• **Task**
Records appear below. Give all of them again, exactly.

• **Data section**
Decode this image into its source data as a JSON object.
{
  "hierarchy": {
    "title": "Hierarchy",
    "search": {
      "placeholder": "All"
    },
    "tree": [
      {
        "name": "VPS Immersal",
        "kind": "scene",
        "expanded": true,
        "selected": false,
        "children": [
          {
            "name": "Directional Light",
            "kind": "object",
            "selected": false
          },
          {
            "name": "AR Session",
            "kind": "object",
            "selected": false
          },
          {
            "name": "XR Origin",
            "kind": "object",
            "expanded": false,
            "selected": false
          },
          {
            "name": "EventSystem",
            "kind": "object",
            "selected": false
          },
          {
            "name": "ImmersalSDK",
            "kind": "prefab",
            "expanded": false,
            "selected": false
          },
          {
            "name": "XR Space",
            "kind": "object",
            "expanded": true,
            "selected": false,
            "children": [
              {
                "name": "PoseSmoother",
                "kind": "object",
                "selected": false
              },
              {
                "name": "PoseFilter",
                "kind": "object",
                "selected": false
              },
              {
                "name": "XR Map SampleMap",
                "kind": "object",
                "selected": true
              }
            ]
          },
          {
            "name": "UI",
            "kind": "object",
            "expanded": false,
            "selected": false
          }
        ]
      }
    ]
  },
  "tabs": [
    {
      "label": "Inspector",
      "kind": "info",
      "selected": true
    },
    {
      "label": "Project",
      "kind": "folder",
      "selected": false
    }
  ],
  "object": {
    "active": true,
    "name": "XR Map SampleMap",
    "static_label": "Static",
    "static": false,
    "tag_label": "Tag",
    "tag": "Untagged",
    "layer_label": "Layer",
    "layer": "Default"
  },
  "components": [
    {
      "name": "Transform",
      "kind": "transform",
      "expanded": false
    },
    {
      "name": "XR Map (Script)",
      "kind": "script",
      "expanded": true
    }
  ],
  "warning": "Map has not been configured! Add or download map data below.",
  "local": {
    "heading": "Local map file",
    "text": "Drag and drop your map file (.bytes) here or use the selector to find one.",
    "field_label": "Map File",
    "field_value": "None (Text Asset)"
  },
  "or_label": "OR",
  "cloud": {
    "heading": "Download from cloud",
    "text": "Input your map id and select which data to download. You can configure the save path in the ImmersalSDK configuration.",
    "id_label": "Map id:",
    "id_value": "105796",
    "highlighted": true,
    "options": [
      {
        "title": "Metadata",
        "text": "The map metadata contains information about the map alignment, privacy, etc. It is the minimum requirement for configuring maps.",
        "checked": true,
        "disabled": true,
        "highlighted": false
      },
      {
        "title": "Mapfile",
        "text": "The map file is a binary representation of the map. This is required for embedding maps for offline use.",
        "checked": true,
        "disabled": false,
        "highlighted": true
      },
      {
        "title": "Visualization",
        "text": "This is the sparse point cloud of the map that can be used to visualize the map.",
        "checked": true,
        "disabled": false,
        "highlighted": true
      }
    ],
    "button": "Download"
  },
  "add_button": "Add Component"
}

• **Task response**
Decode this image into its source data as a JSON object.
{
  "hierarchy": {
    "title": "Hierarchy",
    "search": {
      "placeholder": "All"
    },
    "tree": [
      {
        "name": "VPS Immersal",
        "kind": "scene",
        "expanded": true,
        "selected": false,
        "children": [
          {
            "name": "Directional Light",
            "kind": "object",
            "selected": false
          },
          {
            "name": "AR Session",
            "kind": "object",
            "selected": false
          },
          {
            "name": "XR Origin",
            "kind": "object",
            "expanded": false,
            "selected": false
          },
          {
            "name": "EventSystem",
            "kind": "object",
            "selected": false
          },
          {
            "name": "ImmersalSDK",
            "kind": "prefab",
            "expanded": false,
            "selected": false
          },
          {
            "name": "XR Space",
            "kind": "object",
            "expanded": true,
            "selected": false,
            "children": [
              {
                "name": "PoseSmoother",
                "kind": "object",
                "selected": false
              },
              {
                "name": "PoseFilter",
                "kind": "object",
                "selected": false
              },
              {
                "name": "XR Map SampleMap",
                "kind": "object",
                "selected": true
              }
            ]
          },
          {
            "name": "UI",
            "kind": "object",
            "expanded": false,
            "selected": false
          }
        ]
      }
    ]
  },
  "tabs": [
    {
      "label": "Inspector",
      "kind": "info",
      "selected": true
    },
    {
      "label": "Project",
      "kind": "folder",
      "selected": false
    }
  ],
  "object": {
    "active": true,
    "name": "XR Map SampleMap",
    "static_label": "Static",
    "static": false,
    "tag_label": "Tag",
    "tag": "Untagged",
    "layer_label": "Layer",
    "layer": "Default"
  },
  "components": [
    {
      "name": "Transform",
      "kind": "transform",
      "expanded": false
    },
    {
      "name": "XR Map (Script)",
      "kind": "script",
      "expanded": true
    }
  ],
  "warning": "Map has not been configured! Add or download map data below.",
  "local": {
    "heading": "Local map file",
    "text": "Drag and drop your map file (.bytes) here or use the selector to find one.",
    "field_label": "Map File",
    "field_value": "None (Text Asset)"
  },
  "or_label": "OR",
  "cloud": {
    "heading": "Download from cloud",
    "text": "Input your map id and select which data to download. You can configure the save path in the ImmersalSDK configuration.",
    "id_label": "Map id:",
    "id_value": "105796",
    "highlighted": true,
    "options": [
      {
        "title": "Metadata",
        "text": "The map metadata contains information about the map alignment, privacy, etc. It is the minimum requirement for configuring maps.",
        "checked": true,
        "disabled": true,
        "highlighted": false
      },
      {
        "title": "Mapfile",
        "text": "The map file is a binary representation of the map. This is required for embedding maps for offline use.",
        "checked": true,
        "disabled": false,
        "highlighted": true
      },
      {
        "title": "Visualization",
        "text": "This is the sparse point cloud of the map that can be used to visualize the map.",
        "checked": true,
        "disabled": false,
        "highlighted": true
      }
    ],
    "button": "Download"
  },
  "add_button": "Add Component"
}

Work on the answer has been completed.